§ TASK DESCRIPTION
Each of the entries should be output exactly, with nothing left out.

-------- STORED DATA --------

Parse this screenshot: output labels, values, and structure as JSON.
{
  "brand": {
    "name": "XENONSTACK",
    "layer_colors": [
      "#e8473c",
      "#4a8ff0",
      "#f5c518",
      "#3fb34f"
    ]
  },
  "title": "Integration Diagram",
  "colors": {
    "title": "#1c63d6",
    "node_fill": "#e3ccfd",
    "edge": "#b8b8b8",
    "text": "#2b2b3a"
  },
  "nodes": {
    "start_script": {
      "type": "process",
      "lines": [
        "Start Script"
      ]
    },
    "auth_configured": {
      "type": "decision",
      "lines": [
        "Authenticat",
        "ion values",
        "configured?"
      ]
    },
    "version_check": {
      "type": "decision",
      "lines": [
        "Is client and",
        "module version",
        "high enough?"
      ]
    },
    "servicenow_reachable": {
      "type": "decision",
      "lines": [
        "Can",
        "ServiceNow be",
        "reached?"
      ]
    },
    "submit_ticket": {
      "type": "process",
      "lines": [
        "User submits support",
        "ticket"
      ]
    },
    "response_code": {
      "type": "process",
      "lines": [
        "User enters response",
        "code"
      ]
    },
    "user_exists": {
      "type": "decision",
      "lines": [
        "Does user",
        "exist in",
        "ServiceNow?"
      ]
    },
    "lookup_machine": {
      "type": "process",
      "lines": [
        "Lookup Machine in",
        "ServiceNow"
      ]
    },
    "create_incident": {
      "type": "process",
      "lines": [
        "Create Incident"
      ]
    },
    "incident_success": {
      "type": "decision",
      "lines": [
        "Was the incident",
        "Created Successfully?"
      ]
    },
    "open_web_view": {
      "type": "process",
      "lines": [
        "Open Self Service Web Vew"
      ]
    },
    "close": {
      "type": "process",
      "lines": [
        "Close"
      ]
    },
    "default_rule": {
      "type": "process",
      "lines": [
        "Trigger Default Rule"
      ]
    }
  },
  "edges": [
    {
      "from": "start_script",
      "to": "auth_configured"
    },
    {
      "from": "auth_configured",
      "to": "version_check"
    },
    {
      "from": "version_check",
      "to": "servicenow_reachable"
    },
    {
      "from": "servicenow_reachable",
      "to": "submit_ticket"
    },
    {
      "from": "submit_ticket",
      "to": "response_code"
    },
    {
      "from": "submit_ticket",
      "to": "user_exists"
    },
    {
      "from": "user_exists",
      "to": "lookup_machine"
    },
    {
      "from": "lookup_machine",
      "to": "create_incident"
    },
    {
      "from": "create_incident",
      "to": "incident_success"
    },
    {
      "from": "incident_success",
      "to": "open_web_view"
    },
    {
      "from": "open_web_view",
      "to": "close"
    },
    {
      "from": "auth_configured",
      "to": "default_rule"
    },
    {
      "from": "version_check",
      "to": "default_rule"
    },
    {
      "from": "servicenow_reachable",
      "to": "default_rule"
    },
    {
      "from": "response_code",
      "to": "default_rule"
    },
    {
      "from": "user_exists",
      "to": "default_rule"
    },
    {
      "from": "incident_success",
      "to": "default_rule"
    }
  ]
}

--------

§ SOLUTION BELOW
Parse this screenshot: output labels, values, and structure as JSON.
{
  "brand": {
    "name": "XENONSTACK",
    "layer_colors": [
      "#e8473c",
      "#4a8ff0",
      "#f5c518",
      "#3fb34f"
    ]
  },
  "title": "Integration Diagram",
  "colors": {
    "title": "#1c63d6",
    "node_fill": "#e3ccfd",
    "edge": "#b8b8b8",
    "text": "#2b2b3a"
  },
  "nodes": {
    "start_script": {
      "type": "process",
      "lines": [
        "Start Script"
      ]
    },
    "auth_configured": {
      "type": "decision",
      "lines": [
        "Authenticat",
        "ion values",
        "configured?"
      ]
    },
    "version_check": {
      "type": "decision",
      "lines": [
        "Is client and",
        "module version",
        "high enough?"
      ]
    },
    "servicenow_reachable": {
      "type": "decision",
      "lines": [
        "Can",
        "ServiceNow be",
        "reached?"
      ]
    },
    "submit_ticket": {
      "type": "process",
      "lines": [
        "User submits support",
        "ticket"
      ]
    },
    "response_code": {
      "type": "process",
      "lines": [
        "User enters response",
        "code"
      ]
    },
    "user_exists": {
      "type": "decision",
      "lines": [
        "Does user",
        "exist in",
        "ServiceNow?"
      ]
    },
    "lookup_machine": {
      "type": "process",
      "lines": [
        "Lookup Machine in",
        "ServiceNow"
      ]
    },
    "create_incident": {
      "type": "process",
      "lines": [
        "Create Incident"
      ]
    },
    "incident_success": {
      "type": "decision",
      "lines": [
        "Was the incident",
        "Created Successfully?"
      ]
    },
    "open_web_view": {
      "type": "process",
      "lines": [
        "Open Self Service Web Vew"
      ]
    },
    "close": {
      "type": "process",
      "lines": [
        "Close"
      ]
    },
    "default_rule": {
      "type": "process",
      "lines": [
        "Trigger Default Rule"
      ]
    }
  },
  "edges": [
    {
      "from": "start_script",
      "to": "auth_configured"
    },
    {
      "from": "auth_configured",
      "to": "version_check"
    },
    {
      "from": "version_check",
      "to": "servicenow_reachable"
    },
    {
      "from": "servicenow_reachable",
      "to": "submit_ticket"
    },
    {
      "from": "submit_ticket",
      "to": "response_code"
    },
    {
      "from": "submit_ticket",
      "to": "user_exists"
    },
    {
      "from": "user_exists",
      "to": "lookup_machine"
    },
    {
      "from": "lookup_machine",
      "to": "create_incident"
    },
    {
      "from": "create_incident",
      "to": "incident_success"
    },
    {
      "from": "incident_success",
      "to": "open_web_view"
    },
    {
      "from": "open_web_view",
      "to": "close"
    },
    {
      "from": "auth_configured",
      "to": "default_rule"
    },
    {
      "from": "version_check",
      "to": "default_rule"
    },
    {
      "from": "servicenow_reachable",
      "to": "default_rule"
    },
    {
      "from": "response_code",
      "to": "default_rule"
    },
    {
      "from": "user_exists",
      "to": "default_rule"
    },
    {
      "from": "incident_success",
      "to": "default_rule"
    }
  ]
}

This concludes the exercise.